The recommendations of the Ashok Mehta Committee were not honoured by the Government of Mrs. Indira Gandhi. In 1985, another Committee under the chairmanship of G. V. K. Rao was constituted. The G. V. K. Rao Committee recommended that (1) PRIs have to be activated and provided with all the required support to become effective organisations, (2) PRIs at district and block levels should be assigned the work of planning, implementation and monitoring of rural development programmes, and (3) Block Development Office should be the spinal chord of the rural development process.
A high-powered Committee was set up by the Government of India in 1986 under the chairmanship of Dr. L.M. Singhvi. The L.M. Singhvi Committee observed that a host of factors like lack of political will, lack of evaluation and feedback, reluctance to raise revenue resources through exercising taxing powers, indifference to corrective measures were responsible for the failure of the Panchayati Raj Institutions.
The Committee suggested locating means to ensure availability of adequate financial resources for Panchayati Raj Institutions. It suggested a pattern of compulsory and optional levies for PRIs in order to enable them to function effectively.

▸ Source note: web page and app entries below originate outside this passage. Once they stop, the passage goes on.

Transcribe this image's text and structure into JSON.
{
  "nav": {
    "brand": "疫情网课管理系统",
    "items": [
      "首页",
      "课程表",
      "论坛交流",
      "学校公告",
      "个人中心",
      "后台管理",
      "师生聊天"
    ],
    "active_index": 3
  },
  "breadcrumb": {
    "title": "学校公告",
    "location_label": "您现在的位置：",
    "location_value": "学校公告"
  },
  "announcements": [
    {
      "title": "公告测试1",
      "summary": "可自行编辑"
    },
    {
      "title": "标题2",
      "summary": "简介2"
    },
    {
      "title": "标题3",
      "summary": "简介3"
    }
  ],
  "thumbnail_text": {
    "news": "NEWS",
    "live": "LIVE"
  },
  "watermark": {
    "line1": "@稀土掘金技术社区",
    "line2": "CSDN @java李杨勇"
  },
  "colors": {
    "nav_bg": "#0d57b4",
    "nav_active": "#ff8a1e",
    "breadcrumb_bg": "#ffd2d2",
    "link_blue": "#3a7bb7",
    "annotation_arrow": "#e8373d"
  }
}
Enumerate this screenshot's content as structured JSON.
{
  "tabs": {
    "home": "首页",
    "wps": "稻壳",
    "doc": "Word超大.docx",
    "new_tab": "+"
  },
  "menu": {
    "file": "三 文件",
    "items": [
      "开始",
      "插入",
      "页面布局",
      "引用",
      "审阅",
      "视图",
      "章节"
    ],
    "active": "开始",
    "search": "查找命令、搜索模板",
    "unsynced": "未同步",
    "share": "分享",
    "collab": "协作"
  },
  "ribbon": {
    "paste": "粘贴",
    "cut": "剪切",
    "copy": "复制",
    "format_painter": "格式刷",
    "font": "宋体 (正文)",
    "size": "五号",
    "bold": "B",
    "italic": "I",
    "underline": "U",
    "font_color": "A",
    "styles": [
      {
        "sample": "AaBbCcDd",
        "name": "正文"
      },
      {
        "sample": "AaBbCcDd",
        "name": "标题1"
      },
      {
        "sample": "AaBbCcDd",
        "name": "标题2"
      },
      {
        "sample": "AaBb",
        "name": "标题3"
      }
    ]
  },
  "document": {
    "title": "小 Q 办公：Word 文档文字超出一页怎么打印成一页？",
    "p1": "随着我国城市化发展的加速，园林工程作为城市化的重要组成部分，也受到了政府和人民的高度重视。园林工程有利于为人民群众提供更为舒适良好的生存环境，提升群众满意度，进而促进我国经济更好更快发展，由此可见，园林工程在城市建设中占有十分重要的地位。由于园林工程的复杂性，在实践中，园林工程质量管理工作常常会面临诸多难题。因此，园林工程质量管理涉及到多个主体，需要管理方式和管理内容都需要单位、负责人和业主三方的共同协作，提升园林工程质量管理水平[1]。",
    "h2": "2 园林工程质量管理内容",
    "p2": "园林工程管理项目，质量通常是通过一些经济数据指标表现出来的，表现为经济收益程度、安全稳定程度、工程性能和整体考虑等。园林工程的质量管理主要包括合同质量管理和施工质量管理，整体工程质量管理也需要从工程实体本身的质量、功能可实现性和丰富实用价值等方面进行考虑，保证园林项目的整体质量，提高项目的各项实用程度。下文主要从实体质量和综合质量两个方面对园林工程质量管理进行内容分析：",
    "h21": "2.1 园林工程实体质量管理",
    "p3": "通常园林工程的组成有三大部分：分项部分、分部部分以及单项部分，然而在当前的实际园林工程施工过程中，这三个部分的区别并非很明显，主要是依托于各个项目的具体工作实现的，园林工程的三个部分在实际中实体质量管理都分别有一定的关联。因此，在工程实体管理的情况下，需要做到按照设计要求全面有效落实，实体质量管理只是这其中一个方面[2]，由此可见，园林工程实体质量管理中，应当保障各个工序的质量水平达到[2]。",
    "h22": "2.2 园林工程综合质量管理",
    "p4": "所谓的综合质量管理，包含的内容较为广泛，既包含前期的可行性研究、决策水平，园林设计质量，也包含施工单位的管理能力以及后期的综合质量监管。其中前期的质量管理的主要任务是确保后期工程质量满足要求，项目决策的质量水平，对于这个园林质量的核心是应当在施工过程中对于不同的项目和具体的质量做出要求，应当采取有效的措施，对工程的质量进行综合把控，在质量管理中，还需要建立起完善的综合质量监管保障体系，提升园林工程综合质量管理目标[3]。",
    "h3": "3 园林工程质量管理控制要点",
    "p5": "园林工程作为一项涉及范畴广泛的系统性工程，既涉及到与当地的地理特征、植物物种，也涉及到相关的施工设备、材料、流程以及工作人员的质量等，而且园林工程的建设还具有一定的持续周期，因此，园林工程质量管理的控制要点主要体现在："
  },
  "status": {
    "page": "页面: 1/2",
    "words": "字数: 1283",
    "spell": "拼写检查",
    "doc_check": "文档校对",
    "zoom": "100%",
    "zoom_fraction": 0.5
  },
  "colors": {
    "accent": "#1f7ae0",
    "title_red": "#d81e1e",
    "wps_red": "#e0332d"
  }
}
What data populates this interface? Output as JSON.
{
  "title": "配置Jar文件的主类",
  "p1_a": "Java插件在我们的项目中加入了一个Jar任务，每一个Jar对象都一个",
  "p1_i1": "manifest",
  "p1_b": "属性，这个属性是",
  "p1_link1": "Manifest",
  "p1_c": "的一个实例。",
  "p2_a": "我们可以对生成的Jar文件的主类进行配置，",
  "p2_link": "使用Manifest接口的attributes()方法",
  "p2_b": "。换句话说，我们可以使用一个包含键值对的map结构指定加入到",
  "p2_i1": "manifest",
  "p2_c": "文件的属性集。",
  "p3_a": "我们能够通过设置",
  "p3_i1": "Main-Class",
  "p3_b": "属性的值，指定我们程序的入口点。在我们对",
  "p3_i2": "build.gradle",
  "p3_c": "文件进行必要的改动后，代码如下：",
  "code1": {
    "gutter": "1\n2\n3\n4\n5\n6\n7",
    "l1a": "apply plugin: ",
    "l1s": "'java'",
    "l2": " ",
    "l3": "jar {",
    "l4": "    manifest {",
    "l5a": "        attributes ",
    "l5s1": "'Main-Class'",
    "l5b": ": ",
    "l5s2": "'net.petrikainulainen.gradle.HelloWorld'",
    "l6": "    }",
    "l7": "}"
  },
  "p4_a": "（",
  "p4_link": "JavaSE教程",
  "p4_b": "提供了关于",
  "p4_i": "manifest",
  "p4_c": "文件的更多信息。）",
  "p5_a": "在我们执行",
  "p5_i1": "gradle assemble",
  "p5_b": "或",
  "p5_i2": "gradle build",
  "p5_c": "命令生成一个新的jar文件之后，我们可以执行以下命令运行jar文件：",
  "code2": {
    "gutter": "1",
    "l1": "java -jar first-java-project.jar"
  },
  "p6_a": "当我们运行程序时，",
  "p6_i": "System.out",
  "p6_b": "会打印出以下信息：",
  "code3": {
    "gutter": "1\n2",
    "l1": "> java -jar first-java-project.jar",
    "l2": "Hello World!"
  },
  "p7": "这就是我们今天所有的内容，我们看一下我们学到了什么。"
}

It laid stress on the training, research and public education inputs to strengthen the institutions of Panchayati Raj. The Committee also attached importance to the performance capabilities of persons connected with Panchayati Raj Institutions such as voters, elected representatives, administrative officials, voluntary workers etc.
In May, 1989, the Rajiv Gandhi Government introduced in Parliament 64th Amendment Bill which sought to reinvigorate and streamline the Panchayati Raj Institutions. It sought to provide wider powers and adequate funds to the Panchayats. But the Bill could not be passed due to the dissolution of the Lok Sabha. V. P. Singh Government also indicated its intention to introduce a new Panchayat Bill in the Parliament.
However, the Lok Sabha was dissolved and the bill could not be passed. In 1992, Narasimha Rao Government finally decided to amend the Constitution. This amendment was made by the Lok Sabha in December, 1992, by the Rajya Sabha in December, 1993 and after being ratified by 17 State Assemblies, it came to be known as 73rd Constitutional Amendment Act, 1993. The 73rd Constitutional Amendment made in 1993 came into operation in April, 1994.